• _Task objective_
Copy out the whole listing below exactly.
##########
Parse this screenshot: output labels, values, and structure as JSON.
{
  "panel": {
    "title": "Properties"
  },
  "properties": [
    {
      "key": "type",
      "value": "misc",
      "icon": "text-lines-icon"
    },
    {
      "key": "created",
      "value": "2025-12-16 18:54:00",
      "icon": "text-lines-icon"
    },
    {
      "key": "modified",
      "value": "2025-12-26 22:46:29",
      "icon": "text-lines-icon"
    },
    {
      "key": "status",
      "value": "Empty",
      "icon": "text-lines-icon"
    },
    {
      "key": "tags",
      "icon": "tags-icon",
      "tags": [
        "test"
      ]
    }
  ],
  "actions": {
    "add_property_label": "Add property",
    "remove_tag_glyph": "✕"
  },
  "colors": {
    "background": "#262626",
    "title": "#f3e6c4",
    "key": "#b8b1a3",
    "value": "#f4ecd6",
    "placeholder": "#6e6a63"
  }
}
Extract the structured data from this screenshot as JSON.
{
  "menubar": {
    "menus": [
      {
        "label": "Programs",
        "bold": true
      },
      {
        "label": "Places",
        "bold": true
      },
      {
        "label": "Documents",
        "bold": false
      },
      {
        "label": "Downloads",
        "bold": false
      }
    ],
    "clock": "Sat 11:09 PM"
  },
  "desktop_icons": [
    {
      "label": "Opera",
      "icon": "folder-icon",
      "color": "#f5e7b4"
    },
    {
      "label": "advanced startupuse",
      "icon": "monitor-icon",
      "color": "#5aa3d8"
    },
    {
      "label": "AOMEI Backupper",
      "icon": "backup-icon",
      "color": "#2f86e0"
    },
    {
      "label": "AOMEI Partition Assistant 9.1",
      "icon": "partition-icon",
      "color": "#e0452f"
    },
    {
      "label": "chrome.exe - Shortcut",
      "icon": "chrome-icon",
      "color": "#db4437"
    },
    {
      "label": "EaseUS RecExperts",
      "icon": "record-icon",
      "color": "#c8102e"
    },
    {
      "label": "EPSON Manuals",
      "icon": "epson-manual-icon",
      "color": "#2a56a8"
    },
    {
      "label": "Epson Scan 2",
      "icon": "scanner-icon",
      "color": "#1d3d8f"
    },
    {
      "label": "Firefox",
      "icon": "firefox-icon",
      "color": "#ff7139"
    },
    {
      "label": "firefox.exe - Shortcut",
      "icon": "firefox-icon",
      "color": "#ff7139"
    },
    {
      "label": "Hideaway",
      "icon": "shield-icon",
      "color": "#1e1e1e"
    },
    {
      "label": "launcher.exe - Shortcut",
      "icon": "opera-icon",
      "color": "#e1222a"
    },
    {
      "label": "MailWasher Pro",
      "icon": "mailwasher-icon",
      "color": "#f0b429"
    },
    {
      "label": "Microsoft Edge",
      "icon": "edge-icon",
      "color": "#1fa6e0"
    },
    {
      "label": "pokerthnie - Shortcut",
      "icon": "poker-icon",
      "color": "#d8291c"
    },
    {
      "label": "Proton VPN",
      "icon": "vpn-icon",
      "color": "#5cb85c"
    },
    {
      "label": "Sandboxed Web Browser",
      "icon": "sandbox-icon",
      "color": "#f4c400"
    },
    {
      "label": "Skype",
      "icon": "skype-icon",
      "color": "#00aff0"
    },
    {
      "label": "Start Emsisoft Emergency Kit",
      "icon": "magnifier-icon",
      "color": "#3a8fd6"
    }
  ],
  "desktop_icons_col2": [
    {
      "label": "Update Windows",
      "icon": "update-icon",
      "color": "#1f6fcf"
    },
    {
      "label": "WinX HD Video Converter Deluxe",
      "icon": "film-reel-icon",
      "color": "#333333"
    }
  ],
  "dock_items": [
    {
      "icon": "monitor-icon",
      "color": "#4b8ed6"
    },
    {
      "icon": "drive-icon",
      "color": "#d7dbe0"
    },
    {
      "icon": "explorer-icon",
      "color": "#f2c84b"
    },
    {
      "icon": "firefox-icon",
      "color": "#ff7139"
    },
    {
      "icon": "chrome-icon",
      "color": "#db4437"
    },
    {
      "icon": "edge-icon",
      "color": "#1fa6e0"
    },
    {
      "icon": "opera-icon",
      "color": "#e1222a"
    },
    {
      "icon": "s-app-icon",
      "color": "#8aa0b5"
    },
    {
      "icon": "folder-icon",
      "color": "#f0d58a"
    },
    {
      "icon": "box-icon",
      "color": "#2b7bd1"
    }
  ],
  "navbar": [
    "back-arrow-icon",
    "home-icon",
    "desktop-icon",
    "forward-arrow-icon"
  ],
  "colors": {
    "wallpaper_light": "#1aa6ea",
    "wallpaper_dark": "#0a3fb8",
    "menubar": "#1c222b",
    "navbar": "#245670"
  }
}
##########
• _Response_
Parse this screenshot: output labels, values, and structure as JSON.
{
  "panel": {
    "title": "Properties"
  },
  "properties": [
    {
      "key": "type",
      "value": "misc",
      "icon": "text-lines-icon"
    },
    {
      "key": "created",
      "value": "2025-12-16 18:54:00",
      "icon": "text-lines-icon"
    },
    {
      "key": "modified",
      "value": "2025-12-26 22:46:29",
      "icon": "text-lines-icon"
    },
    {
      "key": "status",
      "value": "Empty",
      "icon": "text-lines-icon"
    },
    {
      "key": "tags",
      "icon": "tags-icon",
      "tags": [
        "test"
      ]
    }
  ],
  "actions": {
    "add_property_label": "Add property",
    "remove_tag_glyph": "✕"
  },
  "colors": {
    "background": "#262626",
    "title": "#f3e6c4",
    "key": "#b8b1a3",
    "value": "#f4ecd6",
    "placeholder": "#6e6a63"
  }
}
Extract the structured data from this screenshot as JSON.
{
  "menubar": {
    "menus": [
      {
        "label": "Programs",
        "bold": true
      },
      {
        "label": "Places",
        "bold": true
      },
      {
        "label": "Documents",
        "bold": false
      },
      {
        "label": "Downloads",
        "bold": false
      }
    ],
    "clock": "Sat 11:09 PM"
  },
  "desktop_icons": [
    {
      "label": "Opera",
      "icon": "folder-icon",
      "color": "#f5e7b4"
    },
    {
      "label": "advanced startupuse",
      "icon": "monitor-icon",
      "color": "#5aa3d8"
    },
    {
      "label": "AOMEI Backupper",
      "icon": "backup-icon",
      "color": "#2f86e0"
    },
    {
      "label": "AOMEI Partition Assistant 9.1",
      "icon": "partition-icon",
      "color": "#e0452f"
    },
    {
      "label": "chrome.exe - Shortcut",
      "icon": "chrome-icon",
      "color": "#db4437"
    },
    {
      "label": "EaseUS RecExperts",
      "icon": "record-icon",
      "color": "#c8102e"
    },
    {
      "label": "EPSON Manuals",
      "icon": "epson-manual-icon",
      "color": "#2a56a8"
    },
    {
      "label": "Epson Scan 2",
      "icon": "scanner-icon",
      "color": "#1d3d8f"
    },
    {
      "label": "Firefox",
      "icon": "firefox-icon",
      "color": "#ff7139"
    },
    {
      "label": "firefox.exe - Shortcut",
      "icon": "firefox-icon",
      "color": "#ff7139"
    },
    {
      "label": "Hideaway",
      "icon": "shield-icon",
      "color": "#1e1e1e"
    },
    {
      "label": "launcher.exe - Shortcut",
      "icon": "opera-icon",
      "color": "#e1222a"
    },
    {
      "label": "MailWasher Pro",
      "icon": "mailwasher-icon",
      "color": "#f0b429"
    },
    {
      "label": "Microsoft Edge",
      "icon": "edge-icon",
      "color": "#1fa6e0"
    },
    {
      "label": "pokerthnie - Shortcut",
      "icon": "poker-icon",
      "color": "#d8291c"
    },
    {
      "label": "Proton VPN",
      "icon": "vpn-icon",
      "color": "#5cb85c"
    },
    {
      "label": "Sandboxed Web Browser",
      "icon": "sandbox-icon",
      "color": "#f4c400"
    },
    {
      "label": "Skype",
      "icon": "skype-icon",
      "color": "#00aff0"
    },
    {
      "label": "Start Emsisoft Emergency Kit",
      "icon": "magnifier-icon",
      "color": "#3a8fd6"
    }
  ],
  "desktop_icons_col2": [
    {
      "label": "Update Windows",
      "icon": "update-icon",
      "color": "#1f6fcf"
    },
    {
      "label": "WinX HD Video Converter Deluxe",
      "icon": "film-reel-icon",
      "color": "#333333"
    }
  ],
  "dock_items": [
    {
      "icon": "monitor-icon",
      "color": "#4b8ed6"
    },
    {
      "icon": "drive-icon",
      "color": "#d7dbe0"
    },
    {
      "icon": "explorer-icon",
      "color": "#f2c84b"
    },
    {
      "icon": "firefox-icon",
      "color": "#ff7139"
    },
    {
      "icon": "chrome-icon",
      "color": "#db4437"
    },
    {
      "icon": "edge-icon",
      "color": "#1fa6e0"
    },
    {
      "icon": "opera-icon",
      "color": "#e1222a"
    },
    {
      "icon": "s-app-icon",
      "color": "#8aa0b5"
    },
    {
      "icon": "folder-icon",
      "color": "#f0d58a"
    },
    {
      "icon": "box-icon",
      "color": "#2b7bd1"
    }
  ],
  "navbar": [
    "back-arrow-icon",
    "home-icon",
    "desktop-icon",
    "forward-arrow-icon"
  ],
  "colors": {
    "wallpaper_light": "#1aa6ea",
    "wallpaper_dark": "#0a3fb8",
    "menubar": "#1c222b",
    "navbar": "#245670"
  }
}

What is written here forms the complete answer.